The following is a list of this year’s Ig-worthy achievements.  For the complete list of winners and references, as well as a link to the YouTube full video of the show, please visit www.improbable.com.

PHYSIOLOGY PRIZE For a study concluding that there is no evidence of contagious yawning in the red-footed tortoise.

CHEMISTRY PRIZE: For the invention of the wasabi alarm (airborne wasabi [pungent horseradish] utilized for waking people in the case of fire or other emergency).

MEDICINE PRIZE: For a study demonstrating that people make better decisions about some kinds of things — but worse decisions about other kinds of things — when they have a strong urge to urinate.

PSYCHOLOGY PRIZE: For a study whose purpose was to try to understand why, in everyday life, people sigh.

LITERATURE PRIZE: For the Theory of Structured Procrastination: To be a high achiever, always work on something important, using it as a way to avoid doing something that’s even more important.

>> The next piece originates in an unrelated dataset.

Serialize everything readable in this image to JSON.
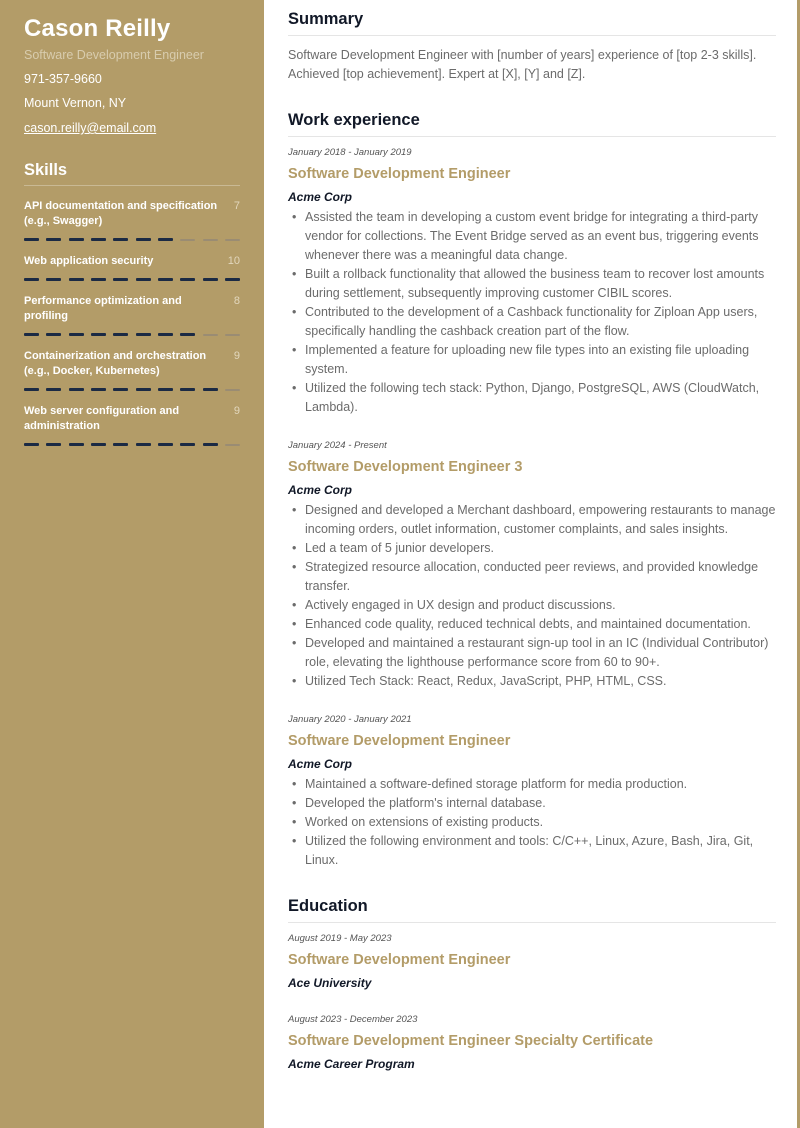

BIOLOGY PRIZE: For a study that investigated why a certain kind of beetle mates with a certain kind of Australian beer bottle.

PHYSICS PRIZE: For a paper that studied why discus throwers become dizzy, and why hammer throwers don’t.

MATHEMATICS PRIZE: To six pundits, all of whom predicted that the world would end on a number of different dates, for teaching the world to be careful when making mathematical assumptions and calculations.

PEACE PRIZE: To the mayor of Vilnius, Lithuania, for demonstrating that the problem of illegally parked luxury cars can be solved by running them over with an armored tank.

 

Related Stories:

2010 Ig Nobel Awards: Proof that Real Science Can Be Really Fun

Vilnius Mayor Crushes Car in Bike Lane: Cyclists’ Revenge (Video)

Rapture Readiness: The High Cost of The End

 

Photo credit: John Bradley

17 comments

K s Goh
KS Goh4 years ago

Thanks for the article.

Hilary S.
Hilary S.4 years ago

laughter repairs the world.

Jennifer E.
Jennifer E.4 years ago

What a hoot! Love these awards! Also the Darwin(?) awards for those opting themselves out of the gene pool as a result of their idiocy.

David Anderson
David Anderson4 years ago

It is a badly needed reprieve to be able to see the lighter side of life!

Lilithe Magdalene

"Structured procrastination" - I TOTALLY do that! It's how I still manage to get stuff done even though I am on disability and have a hard time focusing.

William Eagle
Bill Eagle4 years ago

Very funny, lots of fun.

Karen and Edwar O.
Karen and Ed O.4 years ago

I loved listening to the Ignobel Awards on Science Friday on NPR. The winners were always such great sports and some of them very funny. College is very stress producing and a little humor goes a long way.
And to those that call this a waste of time ----- lighten up, people!

melanie blow
melanie blow4 years ago

What a lot of people don't realize is that science is like art- its creation and existance is its own reward, and every little bit has the potential to change the world, ever-so-slightly, even if you look at a finish product and wonder what the HELL it means or says. I actually understand the red-footed tortoise thing- no one really understands contagious yawning, but scientists are finding that in in other social animals, like chimpanzees. So seeing its absence in tortoises means either tortoises are not social enough for contagious yawning to have any function, or they don't have the necessary brain proportions to support it. And as someone who has owned many tortoises, yes, they yawn more than you'd imagine.

Lynn C.
Lynn C.4 years ago

Loved this!

Janet S.
Past Member 4 years ago

Proof that universities are using money gained from some rather destructive ways that harm the planet, to spend their time frivolously, thus making a mockery of a lot of lives lost due to the resultant climate change.